Sway of the Stars was banned for the same reason Worldfire was recently banned, as it annihilated the game when it was cast and turned an otherwise fun Commander game into an unfun topdeck war. The only banned card from Time Spiral block, Protean Hulk, was banned for the same reason Gifts Ungiven was banned—they both created too many instant-win combos from a single card.

Verdict: Kamigawa wins this section with an impressive amount of cards on the Commander banned list compared to Time Spiral block.

Final Verdict

Both Kamigawa block and Time Spiral block brought an impressive amount of staples, strategies, and flavor to the Commander format. Kamigawa block triumphed in the Strategies and Flavor sections and lost the Staples and Commanders sections to Time Spiral block. I really wish these two blocks didn’t collide so early in the competition because they each have an incredible amount of depth to explore and are honest contenders for the title.

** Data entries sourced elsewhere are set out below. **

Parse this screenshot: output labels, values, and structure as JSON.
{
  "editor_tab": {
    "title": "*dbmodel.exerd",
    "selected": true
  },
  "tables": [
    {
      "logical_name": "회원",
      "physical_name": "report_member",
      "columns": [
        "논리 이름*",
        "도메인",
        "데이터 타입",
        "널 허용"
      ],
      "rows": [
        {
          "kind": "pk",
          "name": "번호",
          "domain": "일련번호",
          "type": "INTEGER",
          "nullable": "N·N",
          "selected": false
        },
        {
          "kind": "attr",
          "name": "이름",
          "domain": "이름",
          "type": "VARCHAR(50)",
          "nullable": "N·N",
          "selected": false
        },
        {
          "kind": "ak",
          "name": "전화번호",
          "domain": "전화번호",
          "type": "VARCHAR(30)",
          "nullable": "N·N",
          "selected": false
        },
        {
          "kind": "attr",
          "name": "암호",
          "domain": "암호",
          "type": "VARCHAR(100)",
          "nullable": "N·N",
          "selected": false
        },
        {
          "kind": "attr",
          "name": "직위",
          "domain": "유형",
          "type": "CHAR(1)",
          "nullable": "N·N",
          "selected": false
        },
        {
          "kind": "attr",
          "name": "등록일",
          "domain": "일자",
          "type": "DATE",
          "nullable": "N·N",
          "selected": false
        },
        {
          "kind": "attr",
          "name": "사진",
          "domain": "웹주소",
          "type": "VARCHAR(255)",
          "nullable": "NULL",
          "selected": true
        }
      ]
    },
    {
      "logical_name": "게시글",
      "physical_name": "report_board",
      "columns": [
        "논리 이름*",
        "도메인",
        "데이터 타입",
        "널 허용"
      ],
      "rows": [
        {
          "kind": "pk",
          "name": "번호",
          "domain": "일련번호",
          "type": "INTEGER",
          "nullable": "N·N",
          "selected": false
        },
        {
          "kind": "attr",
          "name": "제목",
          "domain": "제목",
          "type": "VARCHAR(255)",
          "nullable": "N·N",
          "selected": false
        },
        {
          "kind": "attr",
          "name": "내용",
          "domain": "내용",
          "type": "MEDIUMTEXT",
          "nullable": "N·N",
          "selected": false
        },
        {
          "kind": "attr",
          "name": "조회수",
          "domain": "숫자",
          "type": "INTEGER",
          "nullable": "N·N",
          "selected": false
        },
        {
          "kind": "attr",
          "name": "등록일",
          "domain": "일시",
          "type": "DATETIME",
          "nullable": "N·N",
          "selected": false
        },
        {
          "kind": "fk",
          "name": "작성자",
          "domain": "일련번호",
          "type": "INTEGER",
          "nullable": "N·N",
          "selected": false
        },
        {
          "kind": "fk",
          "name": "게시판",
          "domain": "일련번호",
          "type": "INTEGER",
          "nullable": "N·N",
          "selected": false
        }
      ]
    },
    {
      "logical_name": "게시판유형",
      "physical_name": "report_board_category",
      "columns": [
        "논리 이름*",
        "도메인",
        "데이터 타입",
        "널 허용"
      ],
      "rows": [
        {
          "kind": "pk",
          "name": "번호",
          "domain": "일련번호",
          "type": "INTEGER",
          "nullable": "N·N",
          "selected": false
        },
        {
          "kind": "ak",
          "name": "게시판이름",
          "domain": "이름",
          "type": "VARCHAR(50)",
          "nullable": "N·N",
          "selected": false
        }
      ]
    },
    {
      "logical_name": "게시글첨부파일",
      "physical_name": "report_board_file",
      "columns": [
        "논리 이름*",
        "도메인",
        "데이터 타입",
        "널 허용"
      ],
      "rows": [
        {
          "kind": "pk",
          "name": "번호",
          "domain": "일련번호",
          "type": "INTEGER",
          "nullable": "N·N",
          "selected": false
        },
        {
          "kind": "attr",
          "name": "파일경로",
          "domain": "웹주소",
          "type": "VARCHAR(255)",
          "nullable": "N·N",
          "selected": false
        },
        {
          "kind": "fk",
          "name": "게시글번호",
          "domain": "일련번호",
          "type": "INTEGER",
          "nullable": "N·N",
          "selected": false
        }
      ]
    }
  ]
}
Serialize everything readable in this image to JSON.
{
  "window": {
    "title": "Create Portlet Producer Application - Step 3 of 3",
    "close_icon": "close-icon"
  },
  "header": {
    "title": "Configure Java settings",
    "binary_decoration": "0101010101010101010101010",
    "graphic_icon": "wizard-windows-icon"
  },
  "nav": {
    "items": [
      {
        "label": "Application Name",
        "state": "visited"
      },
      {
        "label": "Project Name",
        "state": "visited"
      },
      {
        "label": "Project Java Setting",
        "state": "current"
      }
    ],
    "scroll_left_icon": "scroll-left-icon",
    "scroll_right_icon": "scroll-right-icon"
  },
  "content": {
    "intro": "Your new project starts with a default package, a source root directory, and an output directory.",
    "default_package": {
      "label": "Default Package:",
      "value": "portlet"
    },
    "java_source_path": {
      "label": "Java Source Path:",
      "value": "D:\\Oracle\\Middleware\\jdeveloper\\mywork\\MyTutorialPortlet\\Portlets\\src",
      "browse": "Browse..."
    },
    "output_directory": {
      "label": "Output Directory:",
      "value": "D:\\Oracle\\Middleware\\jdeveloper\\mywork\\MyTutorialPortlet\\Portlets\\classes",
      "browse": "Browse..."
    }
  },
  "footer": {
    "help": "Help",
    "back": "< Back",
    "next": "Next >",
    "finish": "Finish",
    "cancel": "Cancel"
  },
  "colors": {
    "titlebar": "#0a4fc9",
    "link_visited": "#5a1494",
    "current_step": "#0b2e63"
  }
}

But the deciding factor for this duel in Battle Of The Blocks is the staples section, where Time Spiral block edged out the Kamigawa block. Even with its overwhelming flavor victory, Kamigawa block’s parasitic mechanics leave it distant from the rest of the Commander format, while Time Spiral block acts as a glue to hold heavily played strategies together.

Time Spiral block wins this battle!

Next week the original Ravnica block goes head to head with Tempest block to see which block goes on to the Top 8 of Battle Of The Blocks!